by Zohra KhanAug 05, 2022
The sandwich packed in a one-time-use material is a common sight in our urban life. The pizza slice purchased and consumed hurriedly is another common practice. The ‘on-the-go’ food when displayed outside cold storage spaces as an installation on the wall of a gallery could not be held as a common phenomenon. The UK-based multidisciplinary artist, Alex Frost, with his works across sculptures and videos talks about the act of consumption. The work is all about the ‘on-the-go’ food, the kind of food you would find in a train station or you would see at the entrance to any convenience store, ready to be bought and eaten quickly. On his return to London six years ago, after living away for more than 20 years, Frost realised the expanse of hyper-modern urban life.
In an interview with STIR, Frost talks about the cultural and economic importance of food in his works, “The contemporary life in London wasn’t filled with the science fiction imagery of space stations or cryogenic labs, instead it was littered with a hyper-modernity that had crept up on us and looked quite ordinary.” Given the vast spread of urban modernity, it would have been easy to overlook many of its signs. Frost adds, “One of these signs was the role of food in city life. Specifically, these on-the-go products were not limited to food though, they related more to the broad concept of consumption and also included certain types of medicines. These are medicines that are travel-sized, energising, and soothing. It was as if on-the-go foods and medicines were designed to help smooth the flow through the city.”
When Frost began to compress many of these food products within the layer of transparent resin, the idea was to capture something quite temporary like the hasty eating of a sandwich at work or the cooking of frozen pizza at home. Frost mentions, “By capturing these foods in resin I was ossifying them, turning them into some form of contemporary fossil. But after a while, I realised that much of the character of these products was connected to contemporary digital life.”
Harbouring on the mobile digital life that smartphones enabled, Frost says, “It made sense for me to develop an artwork that would slot into the digital spaces of social media. In tribute to the unboxing videos, I had watched on YouTube, I decided to make videos unpacking the ‘on-the-go’ products underwater. In unboxing videos, the act of consumption becomes completely digital. We can watch an unboxing video and digest the product virtually.”
Like the act of consuming information on the digital platform is beyond any rules of fixity, and is perpetually fluid and changing, the quick food is devoured without a set of secured and established directives. “I liked the fact that these videos did not necessarily identify themselves as art. I put them online anonymously and they circulated through social media eventually getting viewed by millions of people across all continents.”

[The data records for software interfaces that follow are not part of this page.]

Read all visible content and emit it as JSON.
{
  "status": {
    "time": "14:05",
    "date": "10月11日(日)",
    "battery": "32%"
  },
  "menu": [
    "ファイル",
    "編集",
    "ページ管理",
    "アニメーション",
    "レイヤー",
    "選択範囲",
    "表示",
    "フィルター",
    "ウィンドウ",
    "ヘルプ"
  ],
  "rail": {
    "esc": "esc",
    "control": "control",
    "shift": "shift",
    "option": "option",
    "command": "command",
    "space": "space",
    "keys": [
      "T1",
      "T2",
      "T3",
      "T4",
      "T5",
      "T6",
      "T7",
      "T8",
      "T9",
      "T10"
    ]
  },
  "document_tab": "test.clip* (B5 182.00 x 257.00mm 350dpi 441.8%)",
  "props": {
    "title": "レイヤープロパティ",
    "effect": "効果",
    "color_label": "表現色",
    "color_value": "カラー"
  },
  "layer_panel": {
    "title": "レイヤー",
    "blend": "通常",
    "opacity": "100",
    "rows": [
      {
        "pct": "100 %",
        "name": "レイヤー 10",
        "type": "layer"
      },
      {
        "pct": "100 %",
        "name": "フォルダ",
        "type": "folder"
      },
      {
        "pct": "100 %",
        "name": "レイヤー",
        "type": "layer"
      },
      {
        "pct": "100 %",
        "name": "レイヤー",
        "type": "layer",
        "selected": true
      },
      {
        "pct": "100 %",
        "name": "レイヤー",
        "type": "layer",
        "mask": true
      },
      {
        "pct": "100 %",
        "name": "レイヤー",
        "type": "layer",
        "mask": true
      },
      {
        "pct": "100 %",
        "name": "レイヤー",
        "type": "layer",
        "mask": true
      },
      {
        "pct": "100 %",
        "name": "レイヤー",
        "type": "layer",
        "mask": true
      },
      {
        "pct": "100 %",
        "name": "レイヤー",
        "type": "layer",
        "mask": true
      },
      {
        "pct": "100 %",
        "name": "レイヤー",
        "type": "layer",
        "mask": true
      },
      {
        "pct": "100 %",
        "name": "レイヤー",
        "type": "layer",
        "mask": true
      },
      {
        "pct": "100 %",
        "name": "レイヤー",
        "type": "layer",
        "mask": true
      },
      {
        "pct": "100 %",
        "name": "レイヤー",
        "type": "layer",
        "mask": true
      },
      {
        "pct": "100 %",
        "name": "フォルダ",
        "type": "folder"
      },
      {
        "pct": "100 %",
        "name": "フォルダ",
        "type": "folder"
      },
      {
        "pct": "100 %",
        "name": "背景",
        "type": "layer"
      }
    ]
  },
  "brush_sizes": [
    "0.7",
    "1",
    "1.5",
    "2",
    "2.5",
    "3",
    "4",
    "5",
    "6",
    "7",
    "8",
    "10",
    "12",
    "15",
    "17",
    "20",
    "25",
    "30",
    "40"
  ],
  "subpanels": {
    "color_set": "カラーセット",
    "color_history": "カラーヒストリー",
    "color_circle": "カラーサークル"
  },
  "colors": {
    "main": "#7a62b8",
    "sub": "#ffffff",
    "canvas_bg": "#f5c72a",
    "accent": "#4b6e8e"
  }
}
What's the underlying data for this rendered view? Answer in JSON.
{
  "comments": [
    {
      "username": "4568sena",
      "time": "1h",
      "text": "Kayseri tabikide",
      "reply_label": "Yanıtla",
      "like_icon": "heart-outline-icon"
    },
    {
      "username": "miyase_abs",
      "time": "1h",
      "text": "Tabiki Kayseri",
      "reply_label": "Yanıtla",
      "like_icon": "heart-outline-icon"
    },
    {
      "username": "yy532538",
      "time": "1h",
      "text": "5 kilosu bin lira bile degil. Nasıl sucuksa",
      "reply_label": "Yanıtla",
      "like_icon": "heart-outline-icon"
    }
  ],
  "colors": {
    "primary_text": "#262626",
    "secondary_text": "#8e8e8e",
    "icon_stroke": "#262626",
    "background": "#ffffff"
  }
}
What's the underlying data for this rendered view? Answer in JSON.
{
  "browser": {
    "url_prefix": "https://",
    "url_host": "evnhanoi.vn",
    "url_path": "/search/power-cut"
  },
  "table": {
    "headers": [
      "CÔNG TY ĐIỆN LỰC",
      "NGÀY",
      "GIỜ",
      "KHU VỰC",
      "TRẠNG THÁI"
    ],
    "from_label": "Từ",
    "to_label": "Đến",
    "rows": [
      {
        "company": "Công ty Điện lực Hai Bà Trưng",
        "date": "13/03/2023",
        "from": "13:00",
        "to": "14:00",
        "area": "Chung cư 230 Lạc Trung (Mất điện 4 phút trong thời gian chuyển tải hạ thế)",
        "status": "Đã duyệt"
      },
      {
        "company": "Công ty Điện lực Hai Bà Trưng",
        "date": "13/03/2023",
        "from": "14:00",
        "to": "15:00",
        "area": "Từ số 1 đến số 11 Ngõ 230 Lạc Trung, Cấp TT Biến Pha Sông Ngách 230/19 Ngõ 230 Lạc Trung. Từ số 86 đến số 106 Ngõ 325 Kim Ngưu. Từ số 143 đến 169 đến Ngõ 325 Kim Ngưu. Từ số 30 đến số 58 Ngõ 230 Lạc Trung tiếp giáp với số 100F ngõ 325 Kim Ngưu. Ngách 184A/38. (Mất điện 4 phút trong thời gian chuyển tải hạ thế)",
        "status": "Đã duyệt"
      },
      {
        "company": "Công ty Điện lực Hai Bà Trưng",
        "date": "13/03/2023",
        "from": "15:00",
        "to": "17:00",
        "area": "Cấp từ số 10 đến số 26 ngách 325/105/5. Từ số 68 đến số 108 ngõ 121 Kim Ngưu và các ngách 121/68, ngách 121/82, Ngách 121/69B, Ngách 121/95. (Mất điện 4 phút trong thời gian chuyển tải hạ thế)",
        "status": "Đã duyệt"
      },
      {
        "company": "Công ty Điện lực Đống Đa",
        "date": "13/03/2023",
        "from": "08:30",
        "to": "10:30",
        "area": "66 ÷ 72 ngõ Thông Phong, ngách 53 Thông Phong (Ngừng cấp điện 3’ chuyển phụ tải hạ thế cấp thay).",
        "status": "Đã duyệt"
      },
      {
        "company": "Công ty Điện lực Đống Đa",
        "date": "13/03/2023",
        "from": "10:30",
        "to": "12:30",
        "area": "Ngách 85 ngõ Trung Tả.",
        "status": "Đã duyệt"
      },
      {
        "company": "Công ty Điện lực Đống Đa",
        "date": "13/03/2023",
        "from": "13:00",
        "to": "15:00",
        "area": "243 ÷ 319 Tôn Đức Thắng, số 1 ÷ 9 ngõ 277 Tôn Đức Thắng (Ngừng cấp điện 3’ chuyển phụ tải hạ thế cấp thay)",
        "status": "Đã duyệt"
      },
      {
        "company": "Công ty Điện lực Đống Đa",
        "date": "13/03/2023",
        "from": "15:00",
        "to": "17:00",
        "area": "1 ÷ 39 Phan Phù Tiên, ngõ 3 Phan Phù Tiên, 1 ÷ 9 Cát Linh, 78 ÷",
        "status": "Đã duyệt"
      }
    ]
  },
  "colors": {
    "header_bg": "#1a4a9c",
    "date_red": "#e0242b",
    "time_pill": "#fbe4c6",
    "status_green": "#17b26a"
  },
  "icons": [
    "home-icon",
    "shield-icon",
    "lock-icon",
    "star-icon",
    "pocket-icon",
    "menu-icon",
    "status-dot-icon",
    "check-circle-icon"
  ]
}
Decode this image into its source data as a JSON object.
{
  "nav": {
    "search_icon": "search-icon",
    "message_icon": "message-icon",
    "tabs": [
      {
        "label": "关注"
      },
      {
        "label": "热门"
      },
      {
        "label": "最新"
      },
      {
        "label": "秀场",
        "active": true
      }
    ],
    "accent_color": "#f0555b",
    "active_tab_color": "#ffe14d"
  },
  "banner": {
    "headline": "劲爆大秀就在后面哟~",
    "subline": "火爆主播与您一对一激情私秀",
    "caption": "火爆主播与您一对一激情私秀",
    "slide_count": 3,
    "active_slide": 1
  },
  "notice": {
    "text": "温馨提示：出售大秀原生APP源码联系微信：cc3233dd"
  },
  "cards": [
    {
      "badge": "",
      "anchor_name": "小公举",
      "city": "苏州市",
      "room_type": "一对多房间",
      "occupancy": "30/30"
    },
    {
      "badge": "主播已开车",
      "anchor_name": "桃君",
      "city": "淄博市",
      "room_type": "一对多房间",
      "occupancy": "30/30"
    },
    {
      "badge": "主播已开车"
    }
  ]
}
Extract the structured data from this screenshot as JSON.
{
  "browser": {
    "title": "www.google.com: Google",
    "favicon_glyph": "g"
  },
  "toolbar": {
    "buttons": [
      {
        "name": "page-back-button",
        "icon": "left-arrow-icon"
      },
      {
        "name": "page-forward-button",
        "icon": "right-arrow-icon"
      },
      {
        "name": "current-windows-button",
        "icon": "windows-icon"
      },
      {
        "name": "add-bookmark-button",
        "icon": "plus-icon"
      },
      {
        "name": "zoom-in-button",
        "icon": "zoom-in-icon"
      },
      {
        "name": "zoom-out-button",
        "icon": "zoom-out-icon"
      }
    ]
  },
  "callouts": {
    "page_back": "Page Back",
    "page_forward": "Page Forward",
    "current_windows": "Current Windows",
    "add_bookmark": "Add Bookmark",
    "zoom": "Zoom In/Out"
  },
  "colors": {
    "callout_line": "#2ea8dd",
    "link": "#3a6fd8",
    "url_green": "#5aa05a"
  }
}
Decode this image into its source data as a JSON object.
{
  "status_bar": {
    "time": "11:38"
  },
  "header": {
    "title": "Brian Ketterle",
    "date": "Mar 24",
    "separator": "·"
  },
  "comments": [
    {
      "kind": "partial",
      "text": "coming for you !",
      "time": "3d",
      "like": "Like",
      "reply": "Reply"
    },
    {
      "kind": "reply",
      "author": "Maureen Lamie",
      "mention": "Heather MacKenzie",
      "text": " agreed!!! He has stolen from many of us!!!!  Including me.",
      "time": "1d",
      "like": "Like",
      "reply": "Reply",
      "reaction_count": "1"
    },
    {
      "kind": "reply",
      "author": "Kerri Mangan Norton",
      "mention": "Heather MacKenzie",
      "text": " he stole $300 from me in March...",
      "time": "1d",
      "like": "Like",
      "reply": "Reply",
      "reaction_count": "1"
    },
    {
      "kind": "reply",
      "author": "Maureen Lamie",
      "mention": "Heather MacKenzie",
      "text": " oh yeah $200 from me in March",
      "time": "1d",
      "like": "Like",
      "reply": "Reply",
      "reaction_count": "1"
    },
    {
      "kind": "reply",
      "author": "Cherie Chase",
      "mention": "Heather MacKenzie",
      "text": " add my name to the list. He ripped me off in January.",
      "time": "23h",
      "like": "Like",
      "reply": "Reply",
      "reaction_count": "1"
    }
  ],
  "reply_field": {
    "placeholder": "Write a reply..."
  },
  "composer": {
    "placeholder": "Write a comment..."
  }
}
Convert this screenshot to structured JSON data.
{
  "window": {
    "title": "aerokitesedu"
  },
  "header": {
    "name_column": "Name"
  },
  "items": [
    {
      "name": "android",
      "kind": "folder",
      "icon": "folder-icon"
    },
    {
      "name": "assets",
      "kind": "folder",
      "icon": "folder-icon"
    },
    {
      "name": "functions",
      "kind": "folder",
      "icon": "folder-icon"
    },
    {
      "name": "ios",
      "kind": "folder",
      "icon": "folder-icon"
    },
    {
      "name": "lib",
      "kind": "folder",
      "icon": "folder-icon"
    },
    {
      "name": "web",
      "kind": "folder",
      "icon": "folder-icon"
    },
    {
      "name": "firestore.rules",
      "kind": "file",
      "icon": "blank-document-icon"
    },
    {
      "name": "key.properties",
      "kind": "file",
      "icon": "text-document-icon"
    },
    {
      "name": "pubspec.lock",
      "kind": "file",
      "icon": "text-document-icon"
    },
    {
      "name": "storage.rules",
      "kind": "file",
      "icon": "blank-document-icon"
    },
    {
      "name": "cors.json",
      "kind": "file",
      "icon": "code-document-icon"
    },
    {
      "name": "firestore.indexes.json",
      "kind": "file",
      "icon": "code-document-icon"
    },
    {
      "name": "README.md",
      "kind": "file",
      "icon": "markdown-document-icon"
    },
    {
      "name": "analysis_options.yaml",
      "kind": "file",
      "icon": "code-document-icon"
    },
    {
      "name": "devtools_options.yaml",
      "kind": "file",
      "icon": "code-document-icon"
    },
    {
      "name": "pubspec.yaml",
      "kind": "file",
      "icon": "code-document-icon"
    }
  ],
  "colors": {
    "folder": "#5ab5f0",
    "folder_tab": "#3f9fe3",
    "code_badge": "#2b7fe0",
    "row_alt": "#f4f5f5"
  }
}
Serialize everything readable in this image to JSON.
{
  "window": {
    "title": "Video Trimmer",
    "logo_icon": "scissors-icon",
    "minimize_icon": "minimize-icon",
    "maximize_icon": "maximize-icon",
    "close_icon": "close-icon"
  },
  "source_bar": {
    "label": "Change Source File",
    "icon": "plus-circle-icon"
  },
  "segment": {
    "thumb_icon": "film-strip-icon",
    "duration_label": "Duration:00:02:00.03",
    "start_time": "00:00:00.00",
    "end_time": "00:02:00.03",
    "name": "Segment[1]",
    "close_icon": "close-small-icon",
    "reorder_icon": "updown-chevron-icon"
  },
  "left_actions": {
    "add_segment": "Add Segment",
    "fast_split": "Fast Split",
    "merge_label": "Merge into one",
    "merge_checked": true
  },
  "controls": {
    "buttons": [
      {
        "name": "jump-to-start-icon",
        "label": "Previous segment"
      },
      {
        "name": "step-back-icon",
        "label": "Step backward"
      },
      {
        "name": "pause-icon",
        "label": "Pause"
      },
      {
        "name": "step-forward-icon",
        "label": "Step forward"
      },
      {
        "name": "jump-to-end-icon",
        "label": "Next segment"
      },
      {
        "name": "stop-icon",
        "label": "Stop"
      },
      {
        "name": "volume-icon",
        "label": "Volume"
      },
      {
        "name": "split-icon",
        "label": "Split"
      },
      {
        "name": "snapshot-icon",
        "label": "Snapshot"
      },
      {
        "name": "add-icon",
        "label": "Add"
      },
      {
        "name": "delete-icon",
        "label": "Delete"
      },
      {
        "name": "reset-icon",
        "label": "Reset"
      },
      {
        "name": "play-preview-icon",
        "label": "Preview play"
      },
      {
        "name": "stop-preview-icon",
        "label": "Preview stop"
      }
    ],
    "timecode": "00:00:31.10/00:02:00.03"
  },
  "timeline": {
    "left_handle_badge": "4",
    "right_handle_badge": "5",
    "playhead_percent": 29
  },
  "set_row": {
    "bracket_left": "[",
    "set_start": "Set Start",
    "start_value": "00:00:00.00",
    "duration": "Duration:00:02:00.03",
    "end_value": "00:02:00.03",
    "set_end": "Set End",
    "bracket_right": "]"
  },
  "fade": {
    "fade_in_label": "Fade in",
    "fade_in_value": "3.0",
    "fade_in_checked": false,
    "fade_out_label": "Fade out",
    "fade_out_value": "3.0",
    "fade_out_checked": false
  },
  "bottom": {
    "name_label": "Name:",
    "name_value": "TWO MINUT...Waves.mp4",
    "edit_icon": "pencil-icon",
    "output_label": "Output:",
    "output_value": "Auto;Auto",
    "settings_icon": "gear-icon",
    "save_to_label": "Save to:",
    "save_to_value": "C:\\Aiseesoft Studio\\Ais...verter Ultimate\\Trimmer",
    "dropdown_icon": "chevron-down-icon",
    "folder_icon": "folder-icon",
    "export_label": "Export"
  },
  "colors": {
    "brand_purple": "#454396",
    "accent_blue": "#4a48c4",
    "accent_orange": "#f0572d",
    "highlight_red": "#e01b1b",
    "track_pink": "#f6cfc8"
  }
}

In his recent exhibition, Passive Aggression (July 23-September 5, 2021) at Taco, London, Frost once again walks the viewers through the acts of consumption. Frost with his works attempts to explore the reverberations and merging of the two worlds: physical and virtual. The sculptures and videos of the exhibition employ the language to determine the patterns of online consumption and how they are combined with the physical lives. Giving an explicit account of the sculptures displayed at the exhibition, Frost says, “In this exhibition, I have made three pairs of robotic silicone versions of my own hands. The fingers on each hand respond to data taken from the social media accounts of commercial products - every ‘like’ for Belvita Biscuit on Instagram leads to twitching of one of the hands' fingers. With each finger receiving a different piece of ‘information’ the hands can be seen to be talking to each other in a private (and privatised) language made public.”
Frost uses “food as a shorthand for the idea of consumption”. The consumerist power is all-pervasive, which makes us humans turn blind towards its many forms and faces. The artist is clear about the fact that “I am not making a protest against all forms of consumption. I am more interested in exploring the way we consume as a relationship or exchange.” Unlike the fast consumption of food, the artworks by Frost demands the viewers to see, gauge and contemplate their urban modern surroundings which has (un)knowingly encased them.